The Monster at the End of This Book (for iPad) ($3.99) by Sesame Street is the iPad rendition of a favorite childhood book from Sesame Street. But is this app a worthwhile purchase to share with your little one?
Long ago, before Elmo took over Sesame Street, Grover was the most lovable, furry old star of the show. TV show merch wasn’t quite as big back in the 70’s, but there were books like this to delight little kids. What is fun about this book is not the story itself, which is pretty simple, but the interaction between parent and child. The premise of the book is that Grover sees the title and is scared. He begs and begs you not to turn the pages, not to get any closer to that scary monster that must be coming at the end of the book. I still remember my parents’ gentle teasing and joking as we got closer and closer to the end. I won’t spoil the ending for you, but don’t worry, it’s not a scary one.

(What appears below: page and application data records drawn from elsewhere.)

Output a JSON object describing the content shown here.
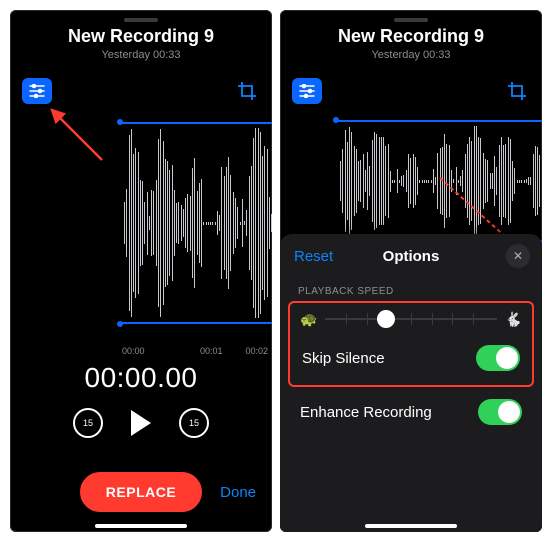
{
  "recording": {
    "title": "New Recording 9",
    "subtitle": "Yesterday   00:33"
  },
  "timeline": {
    "ticks": [
      "00:00",
      "00:01",
      "00:02"
    ]
  },
  "playback": {
    "current_time": "00:00.00",
    "skip_seconds": "15"
  },
  "buttons": {
    "replace": "REPLACE",
    "done": "Done"
  },
  "options": {
    "reset": "Reset",
    "title": "Options",
    "section_playback_speed": "PLAYBACK SPEED",
    "skip_silence_label": "Skip Silence",
    "enhance_label": "Enhance Recording",
    "skip_silence_on": true,
    "enhance_on": true
  },
  "icons": {
    "slow": "🐢",
    "fast": "🐇",
    "close": "✕"
  }
}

So how does this sweet 70’s story translate to modern times? Well, I may be a little biased, as this book is so deeply entrenched in my brain as to be practically in my DNA. I memorized it many years ago, so I couldn’t resist smiling as the familiar words danced across my iPad. I can’t say that everyone reading it for the first time will have quite the same experience. Still, the app stays true to the book and adds a little bit extra.
Unlike some book apps, this one is read to you. There is no option to read it yourself. I’m not sure I love that. As fun as it is to hear Grover’s voice, when I was a girl, I got to hear my mom’s or my dad’s voice, which was infinitely better. Still, Grover is cute, and it is enjoyable to hear him and see him in action. And I suppose you could simply mute your iPad and supply your own voice. In the top right corner, you can tap an icon of Grover and his mom. This gives you helpful tips for parent-child discussions, such as asking your child to read Grover’s facial expressions and body language to determine how Grover is feeling. Throughout the book, there are some things the child can tap on to make things happen, but they do not distract from the story, in fact, they only enhance it. The focus is on the story, not the bells and whistles.

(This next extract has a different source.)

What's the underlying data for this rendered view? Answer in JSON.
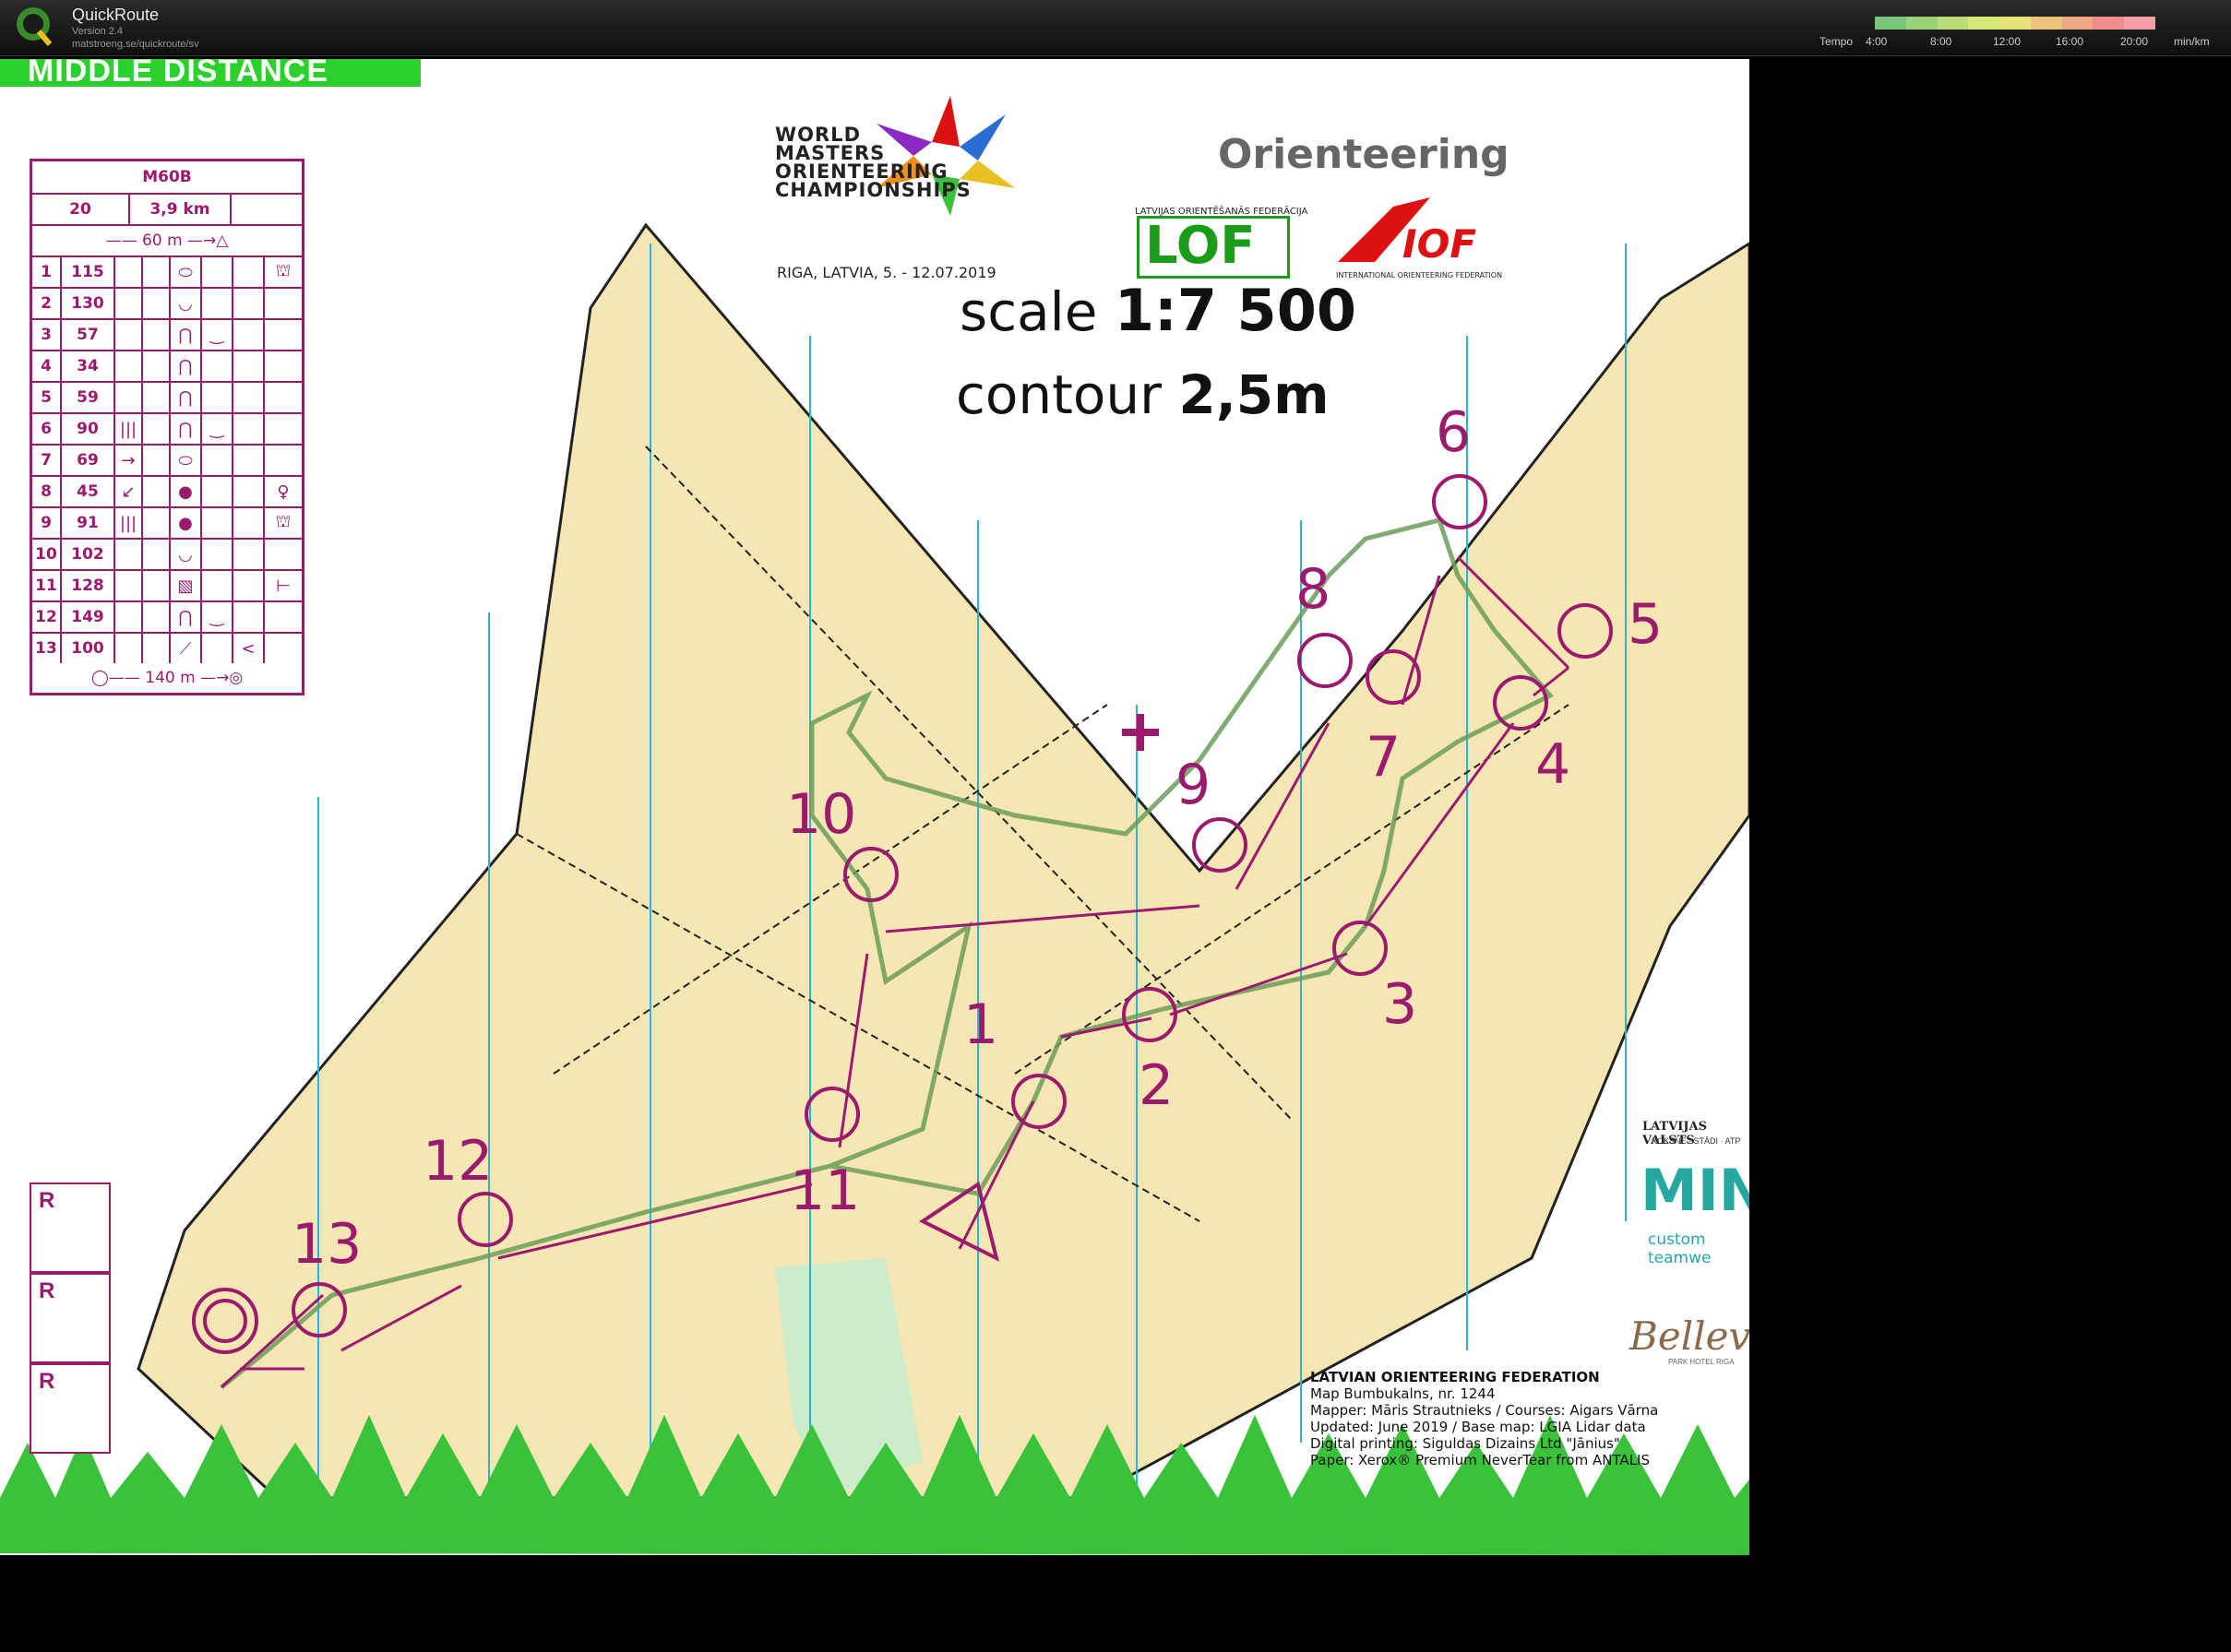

My only real complaint is that I did find it to be a little bit slow and laggy. It goes at its own pace, you can’t speed it up. It’s ironic, considering that in the 1970‘s, Sesame Street, with all of its “fast action”, was criticized for shortening kids’ attention spans. All these years later, here I am complaining that their app is too slow. Still, it is a worthwhile app to add to your book app collection if you have a Sesame Street fan in your house. If you prefer to share books with your child on your iPad, this is certainly one you’ll enjoy together. And unlike many other iPad book apps for children, there is not a lot of nonsense for your child to tap that would take away from the story. I didn’t find this app to be far better than the book per se, but it is a faithful rendition of a favorite classic.